A cold and frosty morning

On a sunny Saturday morning, sparkling with frost, the dogs and I walked around our favourite field. There was a satisfying crunch of walking boot on frozen mud and, as always, glorious views to Fife, Edinburgh and Arthur's Seat and the Garleton Hills to the east.

A gleam of sunshine

We have had days and days of grey.  Grey skies, grey mist, grey rain.  The ground underfoot, wherever I walk, is sodden and water logged.  We splash our way up the fairways on the golf course, where the dogs and I walk every morning before breakfast.  So today some blue sky overhead with pale late November sunshine was very welcome indeed.

The dogs and I headed for Gosford for a mid-morning walk.  There are always treats to see there, and todayI found my favourite autumn berry, the shocking pink spindle berry, sitting alongside the snow berry.  There was also a huge amount of water from recent rainfall, rushing along historic water channels, which are normally dry and filled with woodland debris.

In celebration of my sweet peas in a vase on Monday

It is almost December and I have finally cleared away the sweet pea plants, despite a handful of flower buds at the end of two or three green vines.  No bud or fresh flower gets binned by me!  And these flowers, in particular, have been so stalwart and beautiful that I thought the very least I could do, in recognition of their performance into very late autumn, would be to give them centre stage in my vase today.

Home sweet home!

What a magical place to grow up!

A bouquet garni in a vase on Monday

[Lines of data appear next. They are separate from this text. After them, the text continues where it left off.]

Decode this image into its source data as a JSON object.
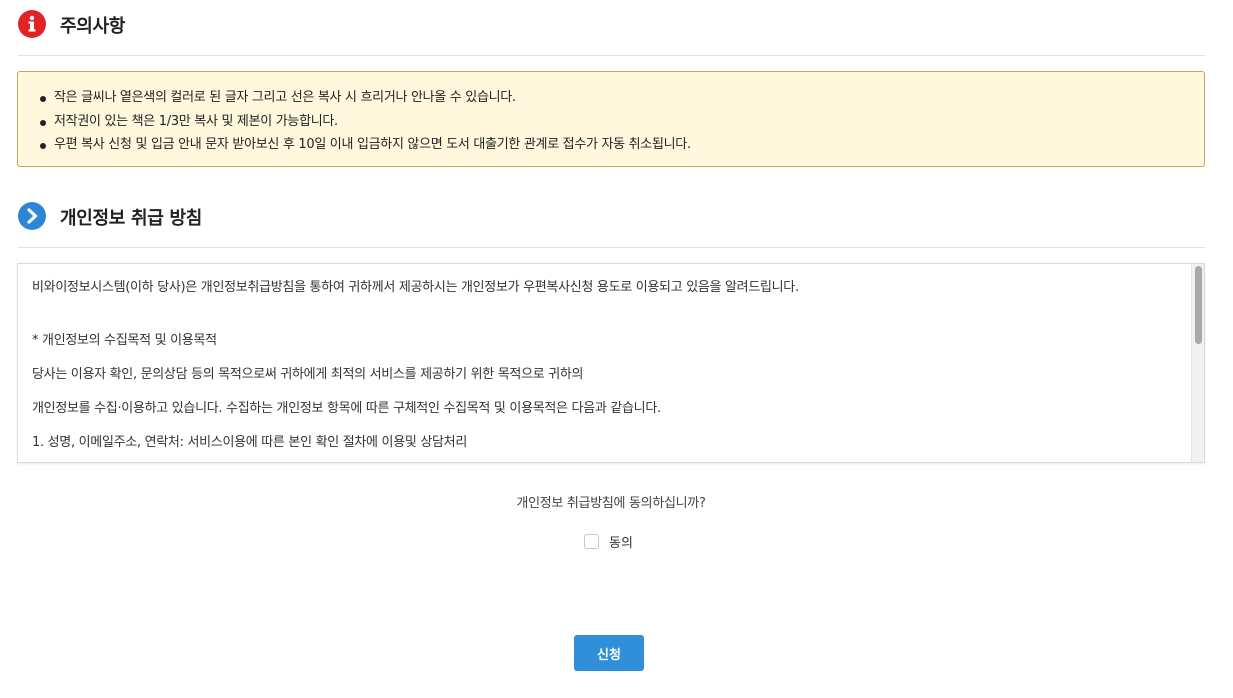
{
  "notice": {
    "title": "주의사항",
    "icon": "info-icon",
    "icon_color": "#e02424",
    "items": [
      "작은 글씨나 옅은색의 컬러로 된 글자 그리고 선은 복사 시 흐리거나 안나올 수 있습니다.",
      "저작권이 있는 책은 1/3만 복사 및 제본이 가능합니다.",
      "우편 복사 신청 및 입금 안내 문자 받아보신 후 10일 이내 입금하지 않으면 도서 대출기한 관계로 접수가 자동 취소됩니다."
    ]
  },
  "privacy": {
    "title": "개인정보 취급 방침",
    "icon": "chevron-right-circle-icon",
    "icon_color": "#2b87d6",
    "lines": [
      "비와이정보시스템(이하 당사)은 개인정보취급방침을 통하여 귀하께서 제공하시는 개인정보가 우편복사신청 용도로 이용되고 있음을 알려드립니다.",
      "* 개인정보의 수집목적 및 이용목적",
      "당사는 이용자 확인, 문의상담 등의 목적으로써 귀하에게 최적의 서비스를 제공하기 위한 목적으로 귀하의",
      "개인정보를 수집·이용하고 있습니다. 수집하는 개인정보 항목에 따른 구체적인 수집목적 및 이용목적은 다음과 같습니다.",
      "1. 성명, 이메일주소, 연락처: 서비스이용에 따른 본인 확인 절차에 이용및 상담처리"
    ]
  },
  "agreement": {
    "question": "개인정보 취급방침에 동의하십니까?",
    "checkbox_label": "동의",
    "checked": false
  },
  "submit": {
    "label": "신청",
    "color": "#2f8fd8"
  }
}
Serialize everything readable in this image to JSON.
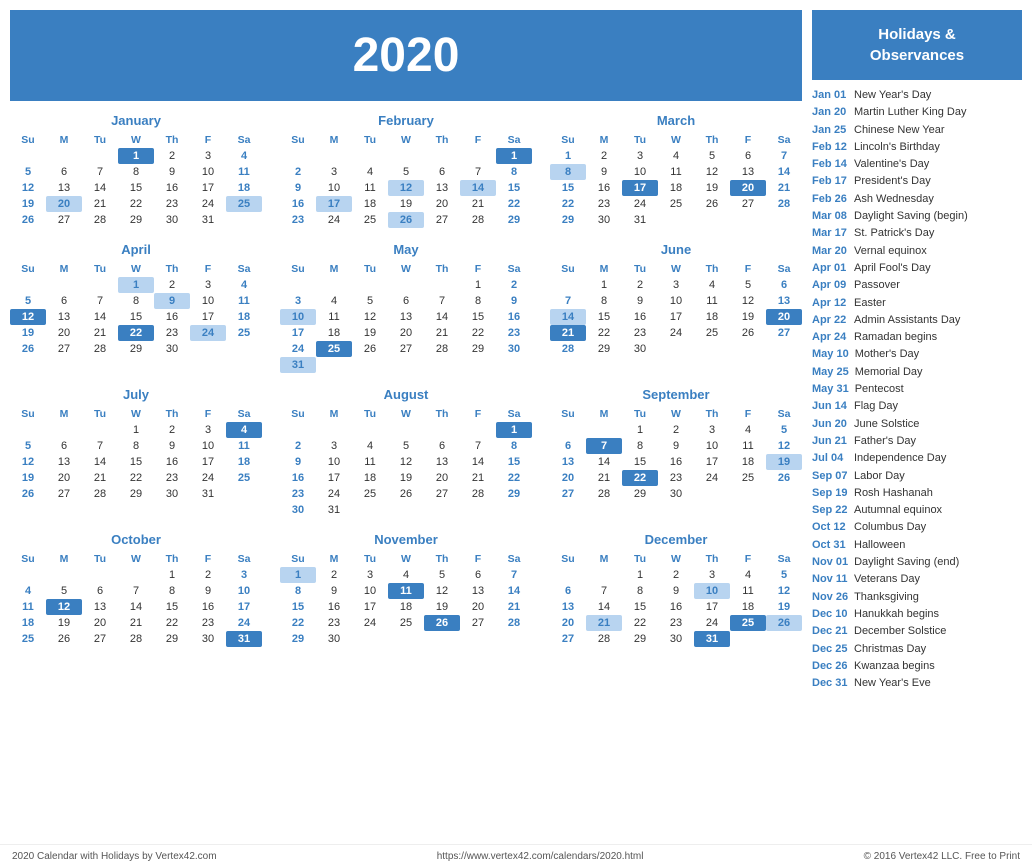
{
  "header": {
    "year": "2020"
  },
  "holidays_header": "Holidays &\nObservances",
  "holidays": [
    {
      "date": "Jan 01",
      "name": "New Year's Day"
    },
    {
      "date": "Jan 20",
      "name": "Martin Luther King Day"
    },
    {
      "date": "Jan 25",
      "name": "Chinese New Year"
    },
    {
      "date": "Feb 12",
      "name": "Lincoln's Birthday"
    },
    {
      "date": "Feb 14",
      "name": "Valentine's Day"
    },
    {
      "date": "Feb 17",
      "name": "President's Day"
    },
    {
      "date": "Feb 26",
      "name": "Ash Wednesday"
    },
    {
      "date": "Mar 08",
      "name": "Daylight Saving (begin)"
    },
    {
      "date": "Mar 17",
      "name": "St. Patrick's Day"
    },
    {
      "date": "Mar 20",
      "name": "Vernal equinox"
    },
    {
      "date": "Apr 01",
      "name": "April Fool's Day"
    },
    {
      "date": "Apr 09",
      "name": "Passover"
    },
    {
      "date": "Apr 12",
      "name": "Easter"
    },
    {
      "date": "Apr 22",
      "name": "Admin Assistants Day"
    },
    {
      "date": "Apr 24",
      "name": "Ramadan begins"
    },
    {
      "date": "May 10",
      "name": "Mother's Day"
    },
    {
      "date": "May 25",
      "name": "Memorial Day"
    },
    {
      "date": "May 31",
      "name": "Pentecost"
    },
    {
      "date": "Jun 14",
      "name": "Flag Day"
    },
    {
      "date": "Jun 20",
      "name": "June Solstice"
    },
    {
      "date": "Jun 21",
      "name": "Father's Day"
    },
    {
      "date": "Jul 04",
      "name": "Independence Day"
    },
    {
      "date": "Sep 07",
      "name": "Labor Day"
    },
    {
      "date": "Sep 19",
      "name": "Rosh Hashanah"
    },
    {
      "date": "Sep 22",
      "name": "Autumnal equinox"
    },
    {
      "date": "Oct 12",
      "name": "Columbus Day"
    },
    {
      "date": "Oct 31",
      "name": "Halloween"
    },
    {
      "date": "Nov 01",
      "name": "Daylight Saving (end)"
    },
    {
      "date": "Nov 11",
      "name": "Veterans Day"
    },
    {
      "date": "Nov 26",
      "name": "Thanksgiving"
    },
    {
      "date": "Dec 10",
      "name": "Hanukkah begins"
    },
    {
      "date": "Dec 21",
      "name": "December Solstice"
    },
    {
      "date": "Dec 25",
      "name": "Christmas Day"
    },
    {
      "date": "Dec 26",
      "name": "Kwanzaa begins"
    },
    {
      "date": "Dec 31",
      "name": "New Year's Eve"
    }
  ],
  "months": [
    {
      "name": "January",
      "weeks": [
        [
          null,
          null,
          null,
          "1",
          "2",
          "3",
          "4"
        ],
        [
          "5",
          "6",
          "7",
          "8",
          "9",
          "10",
          "11"
        ],
        [
          "12",
          "13",
          "14",
          "15",
          "16",
          "17",
          "18"
        ],
        [
          "19",
          "20",
          "21",
          "22",
          "23",
          "24",
          "25"
        ],
        [
          "26",
          "27",
          "28",
          "29",
          "30",
          "31",
          null
        ]
      ],
      "highlights_blue": [
        "1"
      ],
      "highlights_light": [
        "20",
        "25"
      ]
    },
    {
      "name": "February",
      "weeks": [
        [
          null,
          null,
          null,
          null,
          null,
          null,
          "1"
        ],
        [
          "2",
          "3",
          "4",
          "5",
          "6",
          "7",
          "8"
        ],
        [
          "9",
          "10",
          "11",
          "12",
          "13",
          "14",
          "15"
        ],
        [
          "16",
          "17",
          "18",
          "19",
          "20",
          "21",
          "22"
        ],
        [
          "23",
          "24",
          "25",
          "26",
          "27",
          "28",
          "29"
        ]
      ],
      "highlights_blue": [
        "1"
      ],
      "highlights_light": [
        "12",
        "14",
        "17",
        "26"
      ]
    },
    {
      "name": "March",
      "weeks": [
        [
          "1",
          "2",
          "3",
          "4",
          "5",
          "6",
          "7"
        ],
        [
          "8",
          "9",
          "10",
          "11",
          "12",
          "13",
          "14"
        ],
        [
          "15",
          "16",
          "17",
          "18",
          "19",
          "20",
          "21"
        ],
        [
          "22",
          "23",
          "24",
          "25",
          "26",
          "27",
          "28"
        ],
        [
          "29",
          "30",
          "31",
          null,
          null,
          null,
          null
        ]
      ],
      "highlights_blue": [
        "17",
        "20"
      ],
      "highlights_light": [
        "8"
      ]
    },
    {
      "name": "April",
      "weeks": [
        [
          null,
          null,
          null,
          "1",
          "2",
          "3",
          "4"
        ],
        [
          "5",
          "6",
          "7",
          "8",
          "9",
          "10",
          "11"
        ],
        [
          "12",
          "13",
          "14",
          "15",
          "16",
          "17",
          "18"
        ],
        [
          "19",
          "20",
          "21",
          "22",
          "23",
          "24",
          "25"
        ],
        [
          "26",
          "27",
          "28",
          "29",
          "30",
          null,
          null
        ]
      ],
      "highlights_blue": [
        "12",
        "22"
      ],
      "highlights_light": [
        "1",
        "9",
        "24"
      ]
    },
    {
      "name": "May",
      "weeks": [
        [
          null,
          null,
          null,
          null,
          null,
          "1",
          "2"
        ],
        [
          "3",
          "4",
          "5",
          "6",
          "7",
          "8",
          "9"
        ],
        [
          "10",
          "11",
          "12",
          "13",
          "14",
          "15",
          "16"
        ],
        [
          "17",
          "18",
          "19",
          "20",
          "21",
          "22",
          "23"
        ],
        [
          "24",
          "25",
          "26",
          "27",
          "28",
          "29",
          "30"
        ],
        [
          "31",
          null,
          null,
          null,
          null,
          null,
          null
        ]
      ],
      "highlights_blue": [
        "25"
      ],
      "highlights_light": [
        "10",
        "31"
      ]
    },
    {
      "name": "June",
      "weeks": [
        [
          null,
          "1",
          "2",
          "3",
          "4",
          "5",
          "6"
        ],
        [
          "7",
          "8",
          "9",
          "10",
          "11",
          "12",
          "13"
        ],
        [
          "14",
          "15",
          "16",
          "17",
          "18",
          "19",
          "20"
        ],
        [
          "21",
          "22",
          "23",
          "24",
          "25",
          "26",
          "27"
        ],
        [
          "28",
          "29",
          "30",
          null,
          null,
          null,
          null
        ]
      ],
      "highlights_blue": [
        "20",
        "21"
      ],
      "highlights_light": [
        "14"
      ]
    },
    {
      "name": "July",
      "weeks": [
        [
          null,
          null,
          null,
          "1",
          "2",
          "3",
          "4"
        ],
        [
          "5",
          "6",
          "7",
          "8",
          "9",
          "10",
          "11"
        ],
        [
          "12",
          "13",
          "14",
          "15",
          "16",
          "17",
          "18"
        ],
        [
          "19",
          "20",
          "21",
          "22",
          "23",
          "24",
          "25"
        ],
        [
          "26",
          "27",
          "28",
          "29",
          "30",
          "31",
          null
        ]
      ],
      "highlights_blue": [
        "4"
      ],
      "highlights_light": []
    },
    {
      "name": "August",
      "weeks": [
        [
          null,
          null,
          null,
          null,
          null,
          null,
          "1"
        ],
        [
          "2",
          "3",
          "4",
          "5",
          "6",
          "7",
          "8"
        ],
        [
          "9",
          "10",
          "11",
          "12",
          "13",
          "14",
          "15"
        ],
        [
          "16",
          "17",
          "18",
          "19",
          "20",
          "21",
          "22"
        ],
        [
          "23",
          "24",
          "25",
          "26",
          "27",
          "28",
          "29"
        ],
        [
          "30",
          "31",
          null,
          null,
          null,
          null,
          null
        ]
      ],
      "highlights_blue": [
        "1"
      ],
      "highlights_light": []
    },
    {
      "name": "September",
      "weeks": [
        [
          null,
          null,
          "1",
          "2",
          "3",
          "4",
          "5"
        ],
        [
          "6",
          "7",
          "8",
          "9",
          "10",
          "11",
          "12"
        ],
        [
          "13",
          "14",
          "15",
          "16",
          "17",
          "18",
          "19"
        ],
        [
          "20",
          "21",
          "22",
          "23",
          "24",
          "25",
          "26"
        ],
        [
          "27",
          "28",
          "29",
          "30",
          null,
          null,
          null
        ]
      ],
      "highlights_blue": [
        "7",
        "22"
      ],
      "highlights_light": [
        "19"
      ]
    },
    {
      "name": "October",
      "weeks": [
        [
          null,
          null,
          null,
          null,
          "1",
          "2",
          "3"
        ],
        [
          "4",
          "5",
          "6",
          "7",
          "8",
          "9",
          "10"
        ],
        [
          "11",
          "12",
          "13",
          "14",
          "15",
          "16",
          "17"
        ],
        [
          "18",
          "19",
          "20",
          "21",
          "22",
          "23",
          "24"
        ],
        [
          "25",
          "26",
          "27",
          "28",
          "29",
          "30",
          "31"
        ]
      ],
      "highlights_blue": [
        "12",
        "31"
      ],
      "highlights_light": []
    },
    {
      "name": "November",
      "weeks": [
        [
          "1",
          "2",
          "3",
          "4",
          "5",
          "6",
          "7"
        ],
        [
          "8",
          "9",
          "10",
          "11",
          "12",
          "13",
          "14"
        ],
        [
          "15",
          "16",
          "17",
          "18",
          "19",
          "20",
          "21"
        ],
        [
          "22",
          "23",
          "24",
          "25",
          "26",
          "27",
          "28"
        ],
        [
          "29",
          "30",
          null,
          null,
          null,
          null,
          null
        ]
      ],
      "highlights_blue": [
        "11",
        "26"
      ],
      "highlights_light": [
        "1"
      ]
    },
    {
      "name": "December",
      "weeks": [
        [
          null,
          null,
          "1",
          "2",
          "3",
          "4",
          "5"
        ],
        [
          "6",
          "7",
          "8",
          "9",
          "10",
          "11",
          "12"
        ],
        [
          "13",
          "14",
          "15",
          "16",
          "17",
          "18",
          "19"
        ],
        [
          "20",
          "21",
          "22",
          "23",
          "24",
          "25",
          "26"
        ],
        [
          "27",
          "28",
          "29",
          "30",
          "31",
          null,
          null
        ]
      ],
      "highlights_blue": [
        "25",
        "31"
      ],
      "highlights_light": [
        "10",
        "21",
        "26"
      ]
    }
  ],
  "footer": {
    "left": "2020 Calendar with Holidays by Vertex42.com",
    "center": "https://www.vertex42.com/calendars/2020.html",
    "right": "© 2016 Vertex42 LLC. Free to Print"
  }
}
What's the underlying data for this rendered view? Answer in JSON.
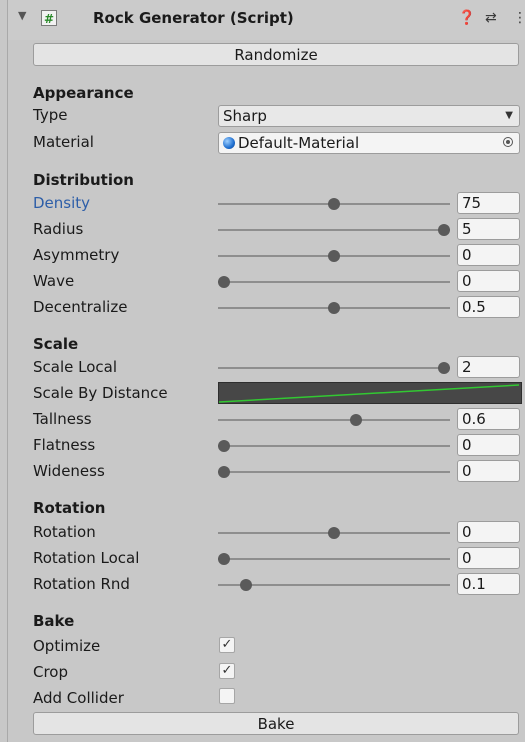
{
  "header": {
    "title": "Rock Generator (Script)",
    "script_icon": "#"
  },
  "buttons": {
    "randomize": "Randomize",
    "bake": "Bake"
  },
  "appearance": {
    "heading": "Appearance",
    "type_label": "Type",
    "type_value": "Sharp",
    "material_label": "Material",
    "material_value": "Default-Material"
  },
  "distribution": {
    "heading": "Distribution",
    "density": {
      "label": "Density",
      "value": "75",
      "slider": 0.5
    },
    "radius": {
      "label": "Radius",
      "value": "5",
      "slider": 1.0
    },
    "asymmetry": {
      "label": "Asymmetry",
      "value": "0",
      "slider": 0.5
    },
    "wave": {
      "label": "Wave",
      "value": "0",
      "slider": 0.0
    },
    "decentralize": {
      "label": "Decentralize",
      "value": "0.5",
      "slider": 0.5
    }
  },
  "scale": {
    "heading": "Scale",
    "scale_local": {
      "label": "Scale Local",
      "value": "2",
      "slider": 1.0
    },
    "scale_by_distance": {
      "label": "Scale By Distance",
      "curve_color": "#32c832"
    },
    "tallness": {
      "label": "Tallness",
      "value": "0.6",
      "slider": 0.6
    },
    "flatness": {
      "label": "Flatness",
      "value": "0",
      "slider": 0.0
    },
    "wideness": {
      "label": "Wideness",
      "value": "0",
      "slider": 0.0
    }
  },
  "rotation": {
    "heading": "Rotation",
    "rotation": {
      "label": "Rotation",
      "value": "0",
      "slider": 0.5
    },
    "rotation_local": {
      "label": "Rotation Local",
      "value": "0",
      "slider": 0.0
    },
    "rotation_rnd": {
      "label": "Rotation Rnd",
      "value": "0.1",
      "slider": 0.1
    }
  },
  "bake": {
    "heading": "Bake",
    "optimize": {
      "label": "Optimize",
      "checked": true
    },
    "crop": {
      "label": "Crop",
      "checked": true
    },
    "add_collider": {
      "label": "Add Collider",
      "checked": false
    }
  },
  "colors": {
    "panel_bg": "#c8c8c8",
    "label_highlight": "#2d5ea8"
  }
}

There are very few flowers in the garden now, and the same goes for the hedgerows, so where to turn for today's vase?  I wasn't sure.  However, last night while cooking the supper and feeling in need of some cool fresh air, I opened the stable door and in the cold and dark of the evening I got a spicy whiff of fennel, mixed with curry plant, and that gave me my inspiration for today's vase.  A bouquet garni, a bunch of herbs and fragrant leaves which are defying the dropping temperatures and coming together to give a glorious snapshot of our November garden.  I have put them in my Emma Bridgewater Brixton Spongeware jug.

My vase this week has parsley, fennel, rosemary, bay, rose geranium, curry plant, sage, calendula and French lavender.
PS : Have you noticed who has crept in to the bottom left hand corner of the photo above?

Thursday sunshine

Clear blue skies, and our cottage had sunshine streaming through the windows all day.  Here is morning sunlight on two little cyclamen plants, which bravely stood up to the overnight frost.


The peace poppy takes centre stage in my photo for Armistice Day today.  No need for any other words.

A celebratory miniature vase on Monday

Cathy at, whose brainchild IAVOM (In A Vase On Monday) it is, has set us a challenge this week, to produce a miniature vase, no bigger than 6"/15cm tall or wide, to celebrate the 6th anniversary of the weekly Monday post.

I have used an eggcup, with egg, to give some scale to my offering this week.  The nasturtiums have survived a couple of frosts and some cold nights, but possibly not for much longer.  I picked the smallest flowers I could find to fit in a tiny porcelain vase, which is almost completely spherical with a circular off-centre opening.  It was made by a friend from long ago, Ingrid Atkinson, who I have not seen for about thirty years.  She used to live and work as a ceramicist in West Meon, in Hampshire.

The flowers may be small, but they still pack a colourful punch!
We also have another tiny porcelain vase made by the late Austrian-born British ceramics artist Lucie Rie.  Today's challenge seemed too good an opportun…

Wednesday walk

Today, with the welcome accompaniment of some sunshine along some of the way, our walking group walked from Yellowcraigs, near Dirleton, along the John Muir Way to North Berwick, and then back along the beach, to complete a big circle.

It was a lovely walk and we all enjoyed the respite from the endless rain of the past days.  Evidence of the effects of the volume of rain pouring off the fields and coursing down and out to sea can be seen in the photo below, where the sand has been cut away to the depth of about five feet.
 The oystercatchers were enjoying the spoils of a receding tide!